In this blog post I share my experiences with getting an example site up and running with Haskell, Yesod and Fay.
Developing and maintaining software is costly. Reducing those costs means that less is spent on development of the software and/or that it takes less to maintain it. In other words: there are great merits in increasing the efficiency of software development and maintenance. An important intangible benefit of this is that software developers love “to do more in less time, and to do it properly”.
At Hoppinger we are currently evaluating how we can use Haskell to better serve our customers, with happier developers and smaller development budgets.
At Hoppinger we like web-frameworks; Symfony2 on PHP, Rails on Ruby… and Yesod on Haskell.

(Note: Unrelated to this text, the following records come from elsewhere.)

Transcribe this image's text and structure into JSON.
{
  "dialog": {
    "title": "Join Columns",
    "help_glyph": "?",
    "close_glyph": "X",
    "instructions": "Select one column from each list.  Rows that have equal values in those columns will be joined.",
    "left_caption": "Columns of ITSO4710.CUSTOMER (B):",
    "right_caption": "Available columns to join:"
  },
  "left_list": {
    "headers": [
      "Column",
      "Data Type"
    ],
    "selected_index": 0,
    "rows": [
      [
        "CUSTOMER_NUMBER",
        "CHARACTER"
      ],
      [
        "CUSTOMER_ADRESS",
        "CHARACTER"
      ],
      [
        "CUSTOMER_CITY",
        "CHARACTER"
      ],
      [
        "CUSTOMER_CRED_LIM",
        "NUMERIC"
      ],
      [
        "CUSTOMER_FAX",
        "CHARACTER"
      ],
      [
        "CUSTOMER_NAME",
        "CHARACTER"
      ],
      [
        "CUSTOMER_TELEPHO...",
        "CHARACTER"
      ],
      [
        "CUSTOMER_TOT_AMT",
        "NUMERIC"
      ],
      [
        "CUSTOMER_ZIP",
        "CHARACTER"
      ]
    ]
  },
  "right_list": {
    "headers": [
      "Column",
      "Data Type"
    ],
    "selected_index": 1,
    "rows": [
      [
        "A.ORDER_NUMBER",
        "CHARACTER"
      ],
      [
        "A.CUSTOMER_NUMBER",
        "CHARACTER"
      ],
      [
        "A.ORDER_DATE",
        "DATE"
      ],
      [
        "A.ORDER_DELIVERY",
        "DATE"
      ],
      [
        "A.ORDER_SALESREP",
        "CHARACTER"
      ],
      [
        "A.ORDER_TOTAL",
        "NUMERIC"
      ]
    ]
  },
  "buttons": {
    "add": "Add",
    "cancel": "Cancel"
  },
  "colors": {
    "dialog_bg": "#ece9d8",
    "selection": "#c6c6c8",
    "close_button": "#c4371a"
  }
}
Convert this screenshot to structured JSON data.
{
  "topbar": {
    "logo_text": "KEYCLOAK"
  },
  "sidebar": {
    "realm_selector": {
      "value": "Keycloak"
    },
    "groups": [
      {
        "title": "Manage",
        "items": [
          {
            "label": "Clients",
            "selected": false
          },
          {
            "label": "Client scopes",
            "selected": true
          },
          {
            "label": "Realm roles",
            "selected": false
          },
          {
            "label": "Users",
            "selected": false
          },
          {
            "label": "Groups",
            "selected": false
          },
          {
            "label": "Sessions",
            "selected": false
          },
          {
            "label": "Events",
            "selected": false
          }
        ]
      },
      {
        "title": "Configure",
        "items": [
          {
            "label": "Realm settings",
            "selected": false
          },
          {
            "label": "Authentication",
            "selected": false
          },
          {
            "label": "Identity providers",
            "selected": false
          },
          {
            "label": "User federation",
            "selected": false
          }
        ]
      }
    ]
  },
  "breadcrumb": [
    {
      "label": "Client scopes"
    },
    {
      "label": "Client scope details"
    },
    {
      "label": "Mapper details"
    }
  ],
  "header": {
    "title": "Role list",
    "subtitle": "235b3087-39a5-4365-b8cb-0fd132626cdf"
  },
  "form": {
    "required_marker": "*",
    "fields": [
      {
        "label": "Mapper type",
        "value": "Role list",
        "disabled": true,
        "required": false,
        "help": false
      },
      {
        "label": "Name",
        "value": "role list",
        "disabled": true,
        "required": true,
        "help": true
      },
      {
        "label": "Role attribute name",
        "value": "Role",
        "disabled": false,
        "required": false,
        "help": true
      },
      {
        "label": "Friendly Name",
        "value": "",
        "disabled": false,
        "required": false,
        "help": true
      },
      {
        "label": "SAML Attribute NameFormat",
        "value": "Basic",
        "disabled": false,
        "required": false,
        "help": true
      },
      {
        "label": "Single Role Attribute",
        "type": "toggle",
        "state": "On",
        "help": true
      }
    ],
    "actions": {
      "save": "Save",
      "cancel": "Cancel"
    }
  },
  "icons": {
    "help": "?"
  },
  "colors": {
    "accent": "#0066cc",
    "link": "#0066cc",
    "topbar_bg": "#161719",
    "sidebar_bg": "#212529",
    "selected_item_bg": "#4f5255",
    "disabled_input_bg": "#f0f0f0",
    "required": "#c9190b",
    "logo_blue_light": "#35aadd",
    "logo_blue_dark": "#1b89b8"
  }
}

Yesod nicely brings the speed and type-safety of Haskell to the world of web application development, and features most of the conveniences that we have come to know and love from using Rails.
When using Fay it is possible to share code —such as data structures and templating functions— between the server-side and the client-side. This allows the type-checker to help developers to avoid whole categories of bugs when writing web applications. Fay has build in serialization/deserialization of Haskell data structures to/from JSON, which reliefs developers from creating and maintaining a significant amount of error-prone boilerplate code that is otherwise needed by most modern web applications.
The following guide should get a basic Yesod+Fay app started in development mode on any recent version of Ubuntu.
First make sure to be switched to the users that you want to use for development, and install Haskell Platform and cabal (which is, amongst other things, Haskell’s package manager).
sudo apt-get update
sudo apt-get install haskell-platform
With the following command we can check the version of cabal.
If this is not 1.18.x of larger we need to upgrade it with the following commands.
cabal install Cabal cabal-install # the library and the binary
At this point make sure ~/.cabal/bin is in your $PATH. You can do so with export ~/.cabal/bin:$PATH for your current session, or add it to your ~/.profile for all future sessions.
Now we’re installing Yesod.
cabal update && cabal install yesod-bin
Since the scaffold application also makes used of Postgres we need to install that too.
sudo apt-get install libpq-dev postgresql
To avoid the “peer athentication error” do we need to fix the following config.
sudo sed -Ei "s/^(local\s+all\s+all\s+)peer$/\1md5/" \
And finally create a user and database for this project.
sudo -u postgres createuser -d -R -P \
sudo -u postgres createdb -O \
Next is to initialize (scaffold) a new Yesod project. To do so go to the directory you want it to be created in (~/repos in my case).
Now run the interactive yesod init command. Set the project name to yesod-fay-example and choose the pf (Postgress+Fay) app scaffold.
Next is installing (downloading and compiling) all the projects dependencies into a cabal sandbox. Cabal provides sandboxes as a way to localize packages to a project; this to avoid conflicting dependencies when working on several projects concurrently.
cabal sandbox init
cabal install --enable-tests --max-backjumps=-1 \
. yesod-platform yesod-bin fay-base
We need to set an environment variable to point to the right path in the local sandbox directory. This is workaround needed up to cabal version 1.20.
export HASKELL_PACKAGE_SANDBOX=`echo .cabal-sandbox/*conf.d/`
That was it. You should be able to get your development environment up and running with the following command.
When pointing your browser to http://localhost:3000 you should be able to see the scaffolded site in action.
It is minimal, but (for me) it works… And from here I was able to extend it into a larger application.
When looking at the code in the project directory we can observe several interesting things:
While this guide shows how little is involved in getting Yesod and Fay up and running, it is possible to get started with just Yesod much faster. The company FPComplete has a web-base IDE named Haskell Center (demo video) for which you do not have to install any software at all — and it has a community edition which is free. But at this moment it is not possible (yet) to use Fay on this platform.
Fay is not the only way to run Haskell in the browser, there are more roads to Rome. Another interesting approach —that I yet have to look at more closely— is Haste. When I have some experience with this I will certainly write another blog on it.
Image credit: Bendan Giffen (@bendangiffen). It shows data harvested from Wikipedia on the influences that programming languages have on each other. Whilst relatively unknown Haskell is shown to have been very influential thus far.